RICHMOND—The Virginia House of Delegates passed 828 bills in time for crossover, marking the middle of Virginia’s 2020 legislative session. Passed legislation encompasses major Democratic priorities such as enacting gun violence prevention reforms, restoring women’s reproductive healthcare rights, adding protections for the LGBTQ+ community, expanding voter rights, decriminalizing marijuana use, and repealing racially discriminatory language from the Commonwealth’s Acts of Assembly.
The House also passed the House and Senate resolutions to ratify the Equal Rights Amendment last month, completing the necessary ratification requirements as outlined in the U.S. Constitution.
Under Democratic leadership in 2020, the House has passed 37 percent more bills for consideration by the other chamber than it did in 2019. In comparison to this year’s 828 bills, the House passed 603 bills in 2019, 591 bills in 2018, 586 bills in 2017, and 583 bills in 2016 — all under Republican party control.
“We listened to Virginia and are moving together, forward ,” House Majority Leader Charniele Herring said. “Voters called for major change in the Commonwealth and we are delivering by passing practical, necessary legislation aimed at substantially improving the lives of Virginia residents.”
These legislative victories come after a historic election last November, which ushered in the first Democratic majority in the House of Delegates in over 20 years. Acting on a mandate from more than 2.9 million Virginian voters who voted blue, the House Democratic Caucus prioritized legislation that aided the majority of Virginians.
“Our legislation responds to the desire for change that has been sweeping through the Commonwealth,” House Democratic Caucus Chair Rip Sullivan said. “I am proud of the work that our caucus is doing to represent the will of the voters and move Virginia forward.”
Session milestones thus far include the following priorities:
- Passing common-sense gun safety legislation to address universal background checks, requirements to report lost and stolen firearms, granting localities authority to determine how firearms may be regulated, preventing child access to loaded firearms, establishing substantial risk protective orders, restoring a limit on the number of gun purchases a person may make per month, ensuring persons under a protective order do not possess a firearm, ending the sale of assault weapons and banning extended magazines.
- Ratifying the Equal Rights Amendment, making Virginia the 38th and final state needed to complete the ratification process.

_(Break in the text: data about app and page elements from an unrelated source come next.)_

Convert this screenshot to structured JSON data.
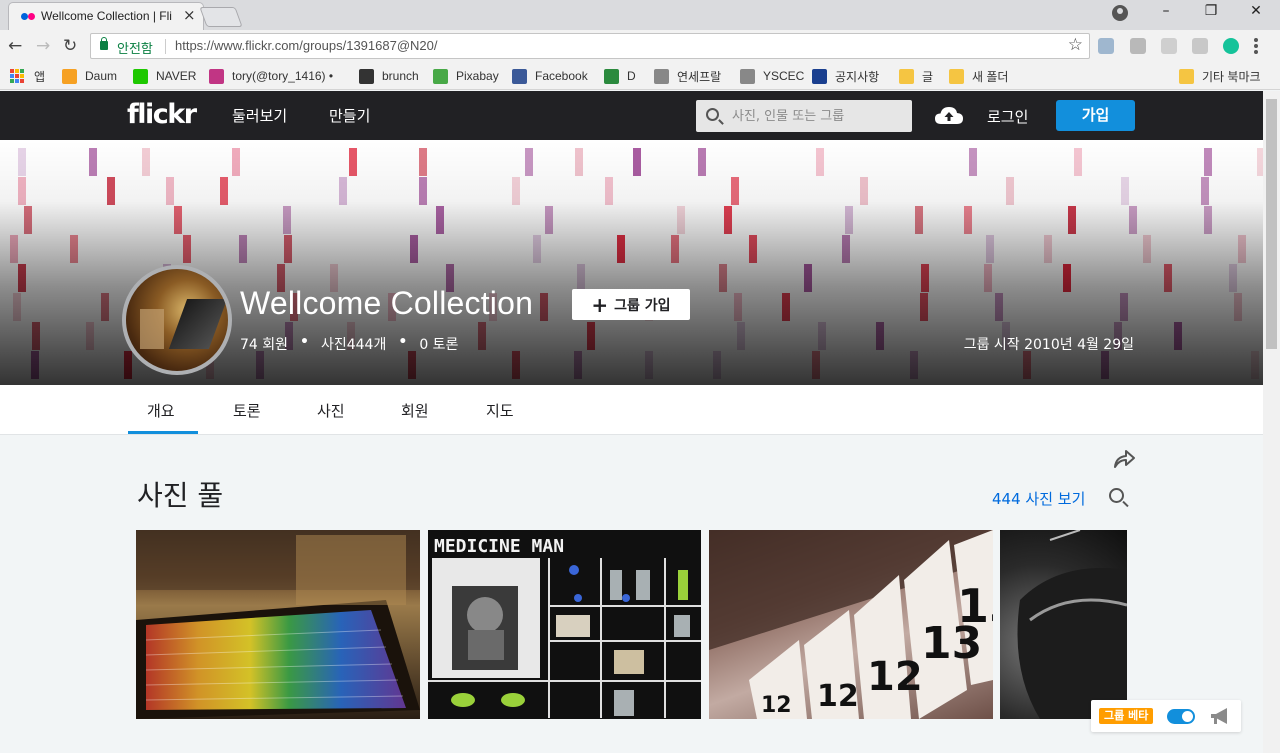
{
  "browser": {
    "tab": {
      "title": "Wellcome Collection | Fli",
      "close": "×"
    },
    "window": {
      "minimize": "–",
      "restore": "❐",
      "close": "✕"
    },
    "nav": {
      "back": "←",
      "forward": "→",
      "reload": "↻"
    },
    "omnibox": {
      "secure_label": "안전함",
      "url": "https://www.flickr.com/groups/1391687@N20/",
      "bookmark_star": "☆"
    },
    "bookmarks": [
      {
        "label": "앱",
        "color": "#e8453c"
      },
      {
        "label": "Daum",
        "color": "#f6a123"
      },
      {
        "label": "NAVER",
        "color": "#1ec800"
      },
      {
        "label": "tory(@tory_1416) •",
        "color": "#c13584"
      },
      {
        "label": "brunch",
        "color": "#333333"
      },
      {
        "label": "Pixabay",
        "color": "#48a947"
      },
      {
        "label": "Facebook",
        "color": "#3b5998"
      },
      {
        "label": "D",
        "color": "#2b8a3e"
      },
      {
        "label": "연세프랄",
        "color": "#888888"
      },
      {
        "label": "YSCEC",
        "color": "#888888"
      },
      {
        "label": "공지사항",
        "color": "#1a3f8f"
      },
      {
        "label": "글",
        "color": "#f5c542"
      },
      {
        "label": "새 폴더",
        "color": "#f5c542"
      },
      {
        "label": "기타 북마크",
        "color": "#f5c542"
      }
    ]
  },
  "flickr": {
    "header": {
      "logo": "flickr",
      "explore": "둘러보기",
      "create": "만들기",
      "search_placeholder": "사진, 인물 또는 그룹",
      "login": "로그인",
      "signup": "가입"
    },
    "group": {
      "name": "Wellcome Collection",
      "join_label": "그룹 가입",
      "members": "74 회원",
      "photos": "사진444개",
      "discussions": "0 토론",
      "since": "그룹 시작 2010년 4월 29일"
    },
    "tabs": [
      "개요",
      "토론",
      "사진",
      "회원",
      "지도"
    ],
    "active_tab": "개요",
    "pool": {
      "title": "사진 풀",
      "view_all": "444 사진 보기"
    },
    "photo_texts": {
      "medicine_man": "MEDICINE MAN",
      "drawer_12": "12",
      "drawer_13": "13"
    },
    "beta": {
      "label": "그룹 베타",
      "enabled": true
    },
    "colors": {
      "brand_blue": "#128fdc",
      "nav_bg": "#212124",
      "beta_orange": "#ff9d00",
      "link_blue": "#006add"
    }
  }
}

- Increasing women’s reproductive healthcare access in the Commonwealth, by removing current requirements such as forcing women to undergo medically-unnecessary ultrasounds, waiting periods on abortion services, and biased counseling. It also repeals unnecessary restrictions on medical personnel and facilities, so that qualified advanced practice clinicians may perform abortions during early pregnancy, provided that it falls within the scope of practice. Abortion care providers may offer services to patients without the interference of targeted regulations imposed to limit such services.
- Expanding voting rights in Virginia, allowing Virginia voters to vote absentee, by mail or in person, for any reason by eliminating the need to provide an approved excuse. One measure would allow voters to essentially permanently enroll in a “vote by mail” program without having to fill out an absentee ballot request to vote by mail for each primary or general election. Another bill passed in the House would ensure that mail-in ballots postmarked on election day can be counted.
- Making significant gains in the fight against climate change, including HB 981, authorizing the Commonwealth to join RGGI, HB 1132, the Fair Energy Bills Act, HB 1664, to advance offshore wind development and HB 1526, the Virginia Clean Economy Act.
- Tackling predatory short-term loan practices, by capping the interest and fees that may be charged for a short-term loan. These practices disproportionately affect minorities. If enacted, the bill would limit the interest rate lenders can charge on a payday or other consumer loan to 36% plus a capped monthly fee. It also increases the maximum amount of such loans from $500 to $2,500, sets the duration of such loans at a minimum of four months, and prohibits the collection of fees and charges that exceed half of the original loan amount.
- Establishing access to collective bargaining for public employees by repealing a 2013 law that prevented state and local employees from unionizing.
- Widening discrimination protections to reduce systemic injustice by increasing legal protections against discrimination for Virginians. These bills create new safeguards for the LGBTQ+ community, veterans, pregnant mothers and women experiencing pregnancy-related medical issues, as well as more strongly enforce current protections on the basis of race, gender, religion, and age, among other groups that have historically experienced discrimination.
- Repealing racially discriminatory Acts of Assembly. The injustices in these old laws included de jure school segregation and housing discrimination, as well as restrictions on African Americans relating to public transportation, medical care, public documents, and public facilities.
- Removes the criminal penalty for simple marijuana possession, establishing a civil fine of $25. If enacted, Virginia would join 26 other states and the District of Columbia in decriminalizing the simple possession of marijuana.